Trinity Institute returns to Cathedral

2015 Conference looks at creating common good

TI2015MainHeader_1024x300Christ Church Cathedral will serve as a partner site for the renowned Trinity Institute annual conference January 22-24. Now in its 44th year, the Trinity Institute presents emerging and inclusive theological perspectives and engages participants in inquiry, dialogue, and reflection. Trinity Institute takes place at Trinity Episcopal Church on Wall Street in New York City and is streamed at partner sites throughout the world. The 2015 conference, Creating the Common Good: A Practical Conference for Economic Equality, will tackle the difficult issue of economic inequality.

Economic inequality in the United States is a pervasive, overwhelming issue, as the gap between the haves and have-nots grows. Such inequality represents a condition decried by the prophets, forcefully addressed by Jesus, and singled out by a number of contemporary voices in economics and public policy as a serious but correctable obstacle to human thriving.

Many worry that they are complicit in a system that perpetuates as economic inequality and see their complicity as going against deeply held Christian values about social justice. Many avoid the topic because taking a stand against economic inequality is difficult, and they don’t know what they can do – as individuals and as the Church – to effect change in a broken system.

The theological perspectives, along with the real-world experience of the conference’s speakers in making change happen, will give practical tools that can be used to make a positive economic impact.

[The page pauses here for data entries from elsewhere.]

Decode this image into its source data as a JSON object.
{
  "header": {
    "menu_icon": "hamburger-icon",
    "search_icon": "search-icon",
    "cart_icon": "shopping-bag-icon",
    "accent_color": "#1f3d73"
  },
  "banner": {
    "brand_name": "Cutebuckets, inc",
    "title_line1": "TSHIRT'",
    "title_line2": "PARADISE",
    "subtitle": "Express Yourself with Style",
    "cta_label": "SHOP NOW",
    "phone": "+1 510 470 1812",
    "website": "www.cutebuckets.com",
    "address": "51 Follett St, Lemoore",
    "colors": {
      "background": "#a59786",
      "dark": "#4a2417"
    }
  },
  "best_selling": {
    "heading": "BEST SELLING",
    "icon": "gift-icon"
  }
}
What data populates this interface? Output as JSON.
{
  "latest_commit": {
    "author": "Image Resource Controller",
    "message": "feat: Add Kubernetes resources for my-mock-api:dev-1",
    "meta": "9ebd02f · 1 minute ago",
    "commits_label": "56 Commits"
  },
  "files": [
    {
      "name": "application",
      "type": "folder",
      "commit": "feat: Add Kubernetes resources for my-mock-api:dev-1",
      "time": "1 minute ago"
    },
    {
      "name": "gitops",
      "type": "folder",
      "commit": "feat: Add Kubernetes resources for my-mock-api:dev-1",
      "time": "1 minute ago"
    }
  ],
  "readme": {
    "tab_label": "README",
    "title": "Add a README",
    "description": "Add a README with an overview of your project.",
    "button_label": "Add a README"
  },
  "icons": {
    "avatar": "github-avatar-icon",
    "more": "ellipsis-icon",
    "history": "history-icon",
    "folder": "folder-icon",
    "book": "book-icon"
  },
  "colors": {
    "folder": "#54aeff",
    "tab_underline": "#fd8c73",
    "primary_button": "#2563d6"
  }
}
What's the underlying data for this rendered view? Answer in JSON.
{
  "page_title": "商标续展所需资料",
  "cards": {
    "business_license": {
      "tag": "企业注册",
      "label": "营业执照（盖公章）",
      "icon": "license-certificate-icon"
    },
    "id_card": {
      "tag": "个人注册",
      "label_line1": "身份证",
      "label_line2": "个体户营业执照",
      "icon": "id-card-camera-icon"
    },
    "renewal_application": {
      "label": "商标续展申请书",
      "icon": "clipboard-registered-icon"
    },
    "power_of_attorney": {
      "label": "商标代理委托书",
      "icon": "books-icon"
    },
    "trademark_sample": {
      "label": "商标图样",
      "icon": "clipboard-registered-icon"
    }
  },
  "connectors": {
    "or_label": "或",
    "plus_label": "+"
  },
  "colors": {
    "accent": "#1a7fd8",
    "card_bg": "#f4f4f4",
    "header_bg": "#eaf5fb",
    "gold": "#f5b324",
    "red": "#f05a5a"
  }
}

Participants will then have an opportunity at each conference site to tell their own stories of success and challenge in small group discussions.

The speakers will include: The Most Rev. Justin Welby, Archbishop of Canterbury; Dr. Cornel West, author of The Rich and The Rest of Us; Dr. Barbara Ehrenreich, author of Nickel and Dimed and This Land is Their Land; Dr. Juliet Schor, The Overworked American: The Unexpected Decline of Leisure and The Overspent American: Why We Want What We Don’t Need; Robert Reich, J.D., former U.S. Secretary of Labor under President Bill Clinton; and the Rt. Rev. Julio Murray, Bishop of Panama.

The conference is open to both clergy and laypersons. There is no charge. Registration is required. Full details can be found at